» RECORDS TO USE:
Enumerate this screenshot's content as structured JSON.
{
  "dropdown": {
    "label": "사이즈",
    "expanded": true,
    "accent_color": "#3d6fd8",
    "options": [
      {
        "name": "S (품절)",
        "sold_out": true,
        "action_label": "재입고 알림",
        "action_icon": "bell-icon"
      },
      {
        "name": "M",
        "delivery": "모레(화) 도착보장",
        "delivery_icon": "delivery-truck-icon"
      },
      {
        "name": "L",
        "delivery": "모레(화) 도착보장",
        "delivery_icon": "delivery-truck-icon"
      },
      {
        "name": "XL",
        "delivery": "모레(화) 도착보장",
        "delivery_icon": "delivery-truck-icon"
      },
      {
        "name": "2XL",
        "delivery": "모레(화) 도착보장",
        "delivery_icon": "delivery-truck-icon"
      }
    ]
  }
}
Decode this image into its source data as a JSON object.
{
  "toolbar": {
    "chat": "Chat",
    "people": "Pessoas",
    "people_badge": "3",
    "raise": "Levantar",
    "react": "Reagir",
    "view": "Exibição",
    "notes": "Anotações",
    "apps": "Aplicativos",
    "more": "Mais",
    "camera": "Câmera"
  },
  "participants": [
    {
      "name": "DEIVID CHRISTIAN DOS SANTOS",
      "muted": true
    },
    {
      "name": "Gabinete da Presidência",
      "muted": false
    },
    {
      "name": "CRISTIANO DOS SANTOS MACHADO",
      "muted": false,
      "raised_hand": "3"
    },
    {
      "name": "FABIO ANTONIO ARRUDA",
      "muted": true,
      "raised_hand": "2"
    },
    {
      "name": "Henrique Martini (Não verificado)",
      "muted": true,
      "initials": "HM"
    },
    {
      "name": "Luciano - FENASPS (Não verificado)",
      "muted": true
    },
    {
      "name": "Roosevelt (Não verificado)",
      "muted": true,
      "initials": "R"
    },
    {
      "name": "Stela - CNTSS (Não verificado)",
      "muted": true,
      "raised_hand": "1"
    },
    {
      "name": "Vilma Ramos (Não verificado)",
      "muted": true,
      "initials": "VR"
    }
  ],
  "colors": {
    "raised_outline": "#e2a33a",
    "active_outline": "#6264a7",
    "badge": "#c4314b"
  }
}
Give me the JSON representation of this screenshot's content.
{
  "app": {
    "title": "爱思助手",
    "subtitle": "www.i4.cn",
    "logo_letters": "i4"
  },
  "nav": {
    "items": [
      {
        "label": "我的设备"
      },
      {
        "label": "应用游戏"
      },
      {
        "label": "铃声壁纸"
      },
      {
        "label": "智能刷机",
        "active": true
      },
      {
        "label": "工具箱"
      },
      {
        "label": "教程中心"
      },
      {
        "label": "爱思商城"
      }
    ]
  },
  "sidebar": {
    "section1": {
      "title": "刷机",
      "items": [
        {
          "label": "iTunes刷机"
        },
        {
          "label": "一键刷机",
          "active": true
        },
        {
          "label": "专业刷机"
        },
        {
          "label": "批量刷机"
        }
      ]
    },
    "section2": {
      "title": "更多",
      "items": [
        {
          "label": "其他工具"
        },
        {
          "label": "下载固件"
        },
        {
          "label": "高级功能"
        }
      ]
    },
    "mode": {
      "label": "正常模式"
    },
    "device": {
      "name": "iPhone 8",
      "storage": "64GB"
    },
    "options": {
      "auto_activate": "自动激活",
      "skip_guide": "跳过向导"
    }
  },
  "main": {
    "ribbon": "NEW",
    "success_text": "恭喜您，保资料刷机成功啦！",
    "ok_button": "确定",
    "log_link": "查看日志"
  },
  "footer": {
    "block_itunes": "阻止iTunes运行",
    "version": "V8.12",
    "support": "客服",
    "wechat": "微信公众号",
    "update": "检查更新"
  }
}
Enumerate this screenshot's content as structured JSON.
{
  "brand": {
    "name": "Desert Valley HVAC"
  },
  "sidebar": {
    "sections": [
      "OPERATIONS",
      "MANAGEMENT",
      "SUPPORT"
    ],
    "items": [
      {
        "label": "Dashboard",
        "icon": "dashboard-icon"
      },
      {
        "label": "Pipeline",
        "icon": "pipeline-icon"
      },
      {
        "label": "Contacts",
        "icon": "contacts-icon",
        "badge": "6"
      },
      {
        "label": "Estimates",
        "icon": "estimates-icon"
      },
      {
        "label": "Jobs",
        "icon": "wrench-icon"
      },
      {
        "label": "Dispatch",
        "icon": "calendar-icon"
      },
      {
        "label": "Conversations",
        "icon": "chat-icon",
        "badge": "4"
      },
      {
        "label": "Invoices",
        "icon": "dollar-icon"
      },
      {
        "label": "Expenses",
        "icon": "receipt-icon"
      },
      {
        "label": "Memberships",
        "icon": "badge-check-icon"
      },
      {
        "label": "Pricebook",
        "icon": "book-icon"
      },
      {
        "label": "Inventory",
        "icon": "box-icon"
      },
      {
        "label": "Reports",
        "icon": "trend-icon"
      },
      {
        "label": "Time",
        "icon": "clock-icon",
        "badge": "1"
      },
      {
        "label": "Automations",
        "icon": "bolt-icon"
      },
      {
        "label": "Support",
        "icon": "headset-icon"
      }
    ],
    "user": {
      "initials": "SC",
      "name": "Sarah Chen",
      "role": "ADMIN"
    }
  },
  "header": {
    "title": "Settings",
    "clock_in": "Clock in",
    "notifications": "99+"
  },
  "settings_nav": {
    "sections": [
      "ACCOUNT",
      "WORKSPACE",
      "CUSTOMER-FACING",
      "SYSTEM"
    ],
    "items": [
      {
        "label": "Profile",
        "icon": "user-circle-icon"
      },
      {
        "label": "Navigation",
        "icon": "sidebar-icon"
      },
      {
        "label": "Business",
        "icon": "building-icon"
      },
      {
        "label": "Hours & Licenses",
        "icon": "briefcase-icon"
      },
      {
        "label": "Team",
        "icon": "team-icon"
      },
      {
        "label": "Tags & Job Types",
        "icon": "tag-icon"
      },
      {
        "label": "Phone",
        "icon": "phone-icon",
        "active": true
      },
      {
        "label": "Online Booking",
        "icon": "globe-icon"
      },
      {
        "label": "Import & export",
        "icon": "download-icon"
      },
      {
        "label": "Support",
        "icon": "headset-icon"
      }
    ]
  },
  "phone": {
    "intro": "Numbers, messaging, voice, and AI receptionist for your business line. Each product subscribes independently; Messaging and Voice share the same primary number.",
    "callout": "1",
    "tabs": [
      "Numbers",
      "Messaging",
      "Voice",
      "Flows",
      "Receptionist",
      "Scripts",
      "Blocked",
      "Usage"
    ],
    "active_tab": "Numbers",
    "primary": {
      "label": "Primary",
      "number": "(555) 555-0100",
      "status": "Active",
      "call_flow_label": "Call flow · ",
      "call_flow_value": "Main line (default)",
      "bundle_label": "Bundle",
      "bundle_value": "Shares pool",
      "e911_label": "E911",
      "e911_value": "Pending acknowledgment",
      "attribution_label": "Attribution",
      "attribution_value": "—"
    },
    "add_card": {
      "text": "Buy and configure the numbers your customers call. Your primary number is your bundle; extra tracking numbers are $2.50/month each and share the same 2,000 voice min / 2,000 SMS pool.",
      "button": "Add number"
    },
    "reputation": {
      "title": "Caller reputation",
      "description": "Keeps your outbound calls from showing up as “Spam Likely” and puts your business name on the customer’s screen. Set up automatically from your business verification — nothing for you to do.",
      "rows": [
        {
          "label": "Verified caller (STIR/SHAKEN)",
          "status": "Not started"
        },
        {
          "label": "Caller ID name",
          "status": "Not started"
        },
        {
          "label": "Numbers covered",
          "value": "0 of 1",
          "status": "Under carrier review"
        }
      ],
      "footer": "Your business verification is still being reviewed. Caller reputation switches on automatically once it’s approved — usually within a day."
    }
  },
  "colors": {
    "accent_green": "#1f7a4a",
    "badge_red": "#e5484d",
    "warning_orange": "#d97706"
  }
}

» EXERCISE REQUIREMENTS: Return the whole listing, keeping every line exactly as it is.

» ANSWER BOX:
Enumerate this screenshot's content as structured JSON.
{
  "dropdown": {
    "label": "사이즈",
    "expanded": true,
    "accent_color": "#3d6fd8",
    "options": [
      {
        "name": "S (품절)",
        "sold_out": true,
        "action_label": "재입고 알림",
        "action_icon": "bell-icon"
      },
      {
        "name": "M",
        "delivery": "모레(화) 도착보장",
        "delivery_icon": "delivery-truck-icon"
      },
      {
        "name": "L",
        "delivery": "모레(화) 도착보장",
        "delivery_icon": "delivery-truck-icon"
      },
      {
        "name": "XL",
        "delivery": "모레(화) 도착보장",
        "delivery_icon": "delivery-truck-icon"
      },
      {
        "name": "2XL",
        "delivery": "모레(화) 도착보장",
        "delivery_icon": "delivery-truck-icon"
      }
    ]
  }
}
Decode this image into its source data as a JSON object.
{
  "toolbar": {
    "chat": "Chat",
    "people": "Pessoas",
    "people_badge": "3",
    "raise": "Levantar",
    "react": "Reagir",
    "view": "Exibição",
    "notes": "Anotações",
    "apps": "Aplicativos",
    "more": "Mais",
    "camera": "Câmera"
  },
  "participants": [
    {
      "name": "DEIVID CHRISTIAN DOS SANTOS",
      "muted": true
    },
    {
      "name": "Gabinete da Presidência",
      "muted": false
    },
    {
      "name": "CRISTIANO DOS SANTOS MACHADO",
      "muted": false,
      "raised_hand": "3"
    },
    {
      "name": "FABIO ANTONIO ARRUDA",
      "muted": true,
      "raised_hand": "2"
    },
    {
      "name": "Henrique Martini (Não verificado)",
      "muted": true,
      "initials": "HM"
    },
    {
      "name": "Luciano - FENASPS (Não verificado)",
      "muted": true
    },
    {
      "name": "Roosevelt (Não verificado)",
      "muted": true,
      "initials": "R"
    },
    {
      "name": "Stela - CNTSS (Não verificado)",
      "muted": true,
      "raised_hand": "1"
    },
    {
      "name": "Vilma Ramos (Não verificado)",
      "muted": true,
      "initials": "VR"
    }
  ],
  "colors": {
    "raised_outline": "#e2a33a",
    "active_outline": "#6264a7",
    "badge": "#c4314b"
  }
}
Give me the JSON representation of this screenshot's content.
{
  "app": {
    "title": "爱思助手",
    "subtitle": "www.i4.cn",
    "logo_letters": "i4"
  },
  "nav": {
    "items": [
      {
        "label": "我的设备"
      },
      {
        "label": "应用游戏"
      },
      {
        "label": "铃声壁纸"
      },
      {
        "label": "智能刷机",
        "active": true
      },
      {
        "label": "工具箱"
      },
      {
        "label": "教程中心"
      },
      {
        "label": "爱思商城"
      }
    ]
  },
  "sidebar": {
    "section1": {
      "title": "刷机",
      "items": [
        {
          "label": "iTunes刷机"
        },
        {
          "label": "一键刷机",
          "active": true
        },
        {
          "label": "专业刷机"
        },
        {
          "label": "批量刷机"
        }
      ]
    },
    "section2": {
      "title": "更多",
      "items": [
        {
          "label": "其他工具"
        },
        {
          "label": "下载固件"
        },
        {
          "label": "高级功能"
        }
      ]
    },
    "mode": {
      "label": "正常模式"
    },
    "device": {
      "name": "iPhone 8",
      "storage": "64GB"
    },
    "options": {
      "auto_activate": "自动激活",
      "skip_guide": "跳过向导"
    }
  },
  "main": {
    "ribbon": "NEW",
    "success_text": "恭喜您，保资料刷机成功啦！",
    "ok_button": "确定",
    "log_link": "查看日志"
  },
  "footer": {
    "block_itunes": "阻止iTunes运行",
    "version": "V8.12",
    "support": "客服",
    "wechat": "微信公众号",
    "update": "检查更新"
  }
}
Enumerate this screenshot's content as structured JSON.
{
  "brand": {
    "name": "Desert Valley HVAC"
  },
  "sidebar": {
    "sections": [
      "OPERATIONS",
      "MANAGEMENT",
      "SUPPORT"
    ],
    "items": [
      {
        "label": "Dashboard",
        "icon": "dashboard-icon"
      },
      {
        "label": "Pipeline",
        "icon": "pipeline-icon"
      },
      {
        "label": "Contacts",
        "icon": "contacts-icon",
        "badge": "6"
      },
      {
        "label": "Estimates",
        "icon": "estimates-icon"
      },
      {
        "label": "Jobs",
        "icon": "wrench-icon"
      },
      {
        "label": "Dispatch",
        "icon": "calendar-icon"
      },
      {
        "label": "Conversations",
        "icon": "chat-icon",
        "badge": "4"
      },
      {
        "label": "Invoices",
        "icon": "dollar-icon"
      },
      {
        "label": "Expenses",
        "icon": "receipt-icon"
      },
      {
        "label": "Memberships",
        "icon": "badge-check-icon"
      },
      {
        "label": "Pricebook",
        "icon": "book-icon"
      },
      {
        "label": "Inventory",
        "icon": "box-icon"
      },
      {
        "label": "Reports",
        "icon": "trend-icon"
      },
      {
        "label": "Time",
        "icon": "clock-icon",
        "badge": "1"
      },
      {
        "label": "Automations",
        "icon": "bolt-icon"
      },
      {
        "label": "Support",
        "icon": "headset-icon"
      }
    ],
    "user": {
      "initials": "SC",
      "name": "Sarah Chen",
      "role": "ADMIN"
    }
  },
  "header": {
    "title": "Settings",
    "clock_in": "Clock in",
    "notifications": "99+"
  },
  "settings_nav": {
    "sections": [
      "ACCOUNT",
      "WORKSPACE",
      "CUSTOMER-FACING",
      "SYSTEM"
    ],
    "items": [
      {
        "label": "Profile",
        "icon": "user-circle-icon"
      },
      {
        "label": "Navigation",
        "icon": "sidebar-icon"
      },
      {
        "label": "Business",
        "icon": "building-icon"
      },
      {
        "label": "Hours & Licenses",
        "icon": "briefcase-icon"
      },
      {
        "label": "Team",
        "icon": "team-icon"
      },
      {
        "label": "Tags & Job Types",
        "icon": "tag-icon"
      },
      {
        "label": "Phone",
        "icon": "phone-icon",
        "active": true
      },
      {
        "label": "Online Booking",
        "icon": "globe-icon"
      },
      {
        "label": "Import & export",
        "icon": "download-icon"
      },
      {
        "label": "Support",
        "icon": "headset-icon"
      }
    ]
  },
  "phone": {
    "intro": "Numbers, messaging, voice, and AI receptionist for your business line. Each product subscribes independently; Messaging and Voice share the same primary number.",
    "callout": "1",
    "tabs": [
      "Numbers",
      "Messaging",
      "Voice",
      "Flows",
      "Receptionist",
      "Scripts",
      "Blocked",
      "Usage"
    ],
    "active_tab": "Numbers",
    "primary": {
      "label": "Primary",
      "number": "(555) 555-0100",
      "status": "Active",
      "call_flow_label": "Call flow · ",
      "call_flow_value": "Main line (default)",
      "bundle_label": "Bundle",
      "bundle_value": "Shares pool",
      "e911_label": "E911",
      "e911_value": "Pending acknowledgment",
      "attribution_label": "Attribution",
      "attribution_value": "—"
    },
    "add_card": {
      "text": "Buy and configure the numbers your customers call. Your primary number is your bundle; extra tracking numbers are $2.50/month each and share the same 2,000 voice min / 2,000 SMS pool.",
      "button": "Add number"
    },
    "reputation": {
      "title": "Caller reputation",
      "description": "Keeps your outbound calls from showing up as “Spam Likely” and puts your business name on the customer’s screen. Set up automatically from your business verification — nothing for you to do.",
      "rows": [
        {
          "label": "Verified caller (STIR/SHAKEN)",
          "status": "Not started"
        },
        {
          "label": "Caller ID name",
          "status": "Not started"
        },
        {
          "label": "Numbers covered",
          "value": "0 of 1",
          "status": "Under carrier review"
        }
      ],
      "footer": "Your business verification is still being reviewed. Caller reputation switches on automatically once it’s approved — usually within a day."
    }
  },
  "colors": {
    "accent_green": "#1f7a4a",
    "badge_red": "#e5484d",
    "warning_orange": "#d97706"
  }
}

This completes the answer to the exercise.